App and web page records
□ □ □ □ □ □ □

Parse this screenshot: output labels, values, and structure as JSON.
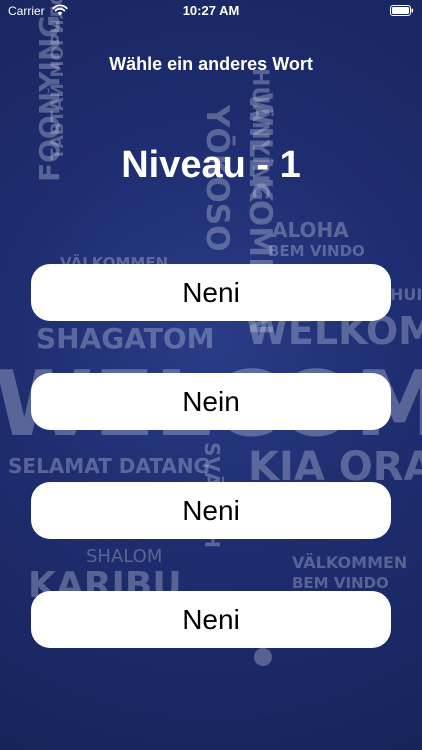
{
  "status_bar": {
    "carrier": "Carrier",
    "time": "10:27 AM"
  },
  "header": {
    "title": "Wähle ein anderes Wort"
  },
  "level": {
    "label": "Niveau - 1"
  },
  "answers": [
    {
      "label": "Neni"
    },
    {
      "label": "Nein"
    },
    {
      "label": "Neni"
    },
    {
      "label": "Neni"
    }
  ],
  "background_words": {
    "huanying": "HUĀNYÍNG",
    "willkommen": "WILLKOMMEN",
    "yoosoo": "YŌKOSO",
    "foonying": "FOONYING",
    "cyr1": "ТАВТАЙ МОРИЛОГТУН",
    "aloha": "ALOHA",
    "bemvindo1": "BEM VINDO",
    "valkommen1": "VÄLKOMMEN",
    "shagatom": "SHAGATOM",
    "welkom": "WELKOM",
    "huiz": "HUIZ",
    "welcome": "WELCOME",
    "selamat": "SELAMAT DATANG",
    "kiaora": "KIA ORA",
    "sv": "SVĀGATH",
    "cyr2": "ТАВТАЙ МОРИЛОГТУН",
    "shalom": "SHALOM",
    "valkommen2": "VÄLKOMMEN",
    "bemvindo2": "BEM VINDO",
    "karibu": "KARIBU"
  },
  "colors": {
    "background": "#1f2f73",
    "button": "#ffffff",
    "text_light": "#ffffff",
    "text_dark": "#000000"
  }
}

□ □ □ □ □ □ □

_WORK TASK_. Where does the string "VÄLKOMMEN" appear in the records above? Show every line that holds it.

_EXERCISE OUTPUT_.
    "valkommen1": "VÄLKOMMEN",
    "valkommen2": "VÄLKOMMEN",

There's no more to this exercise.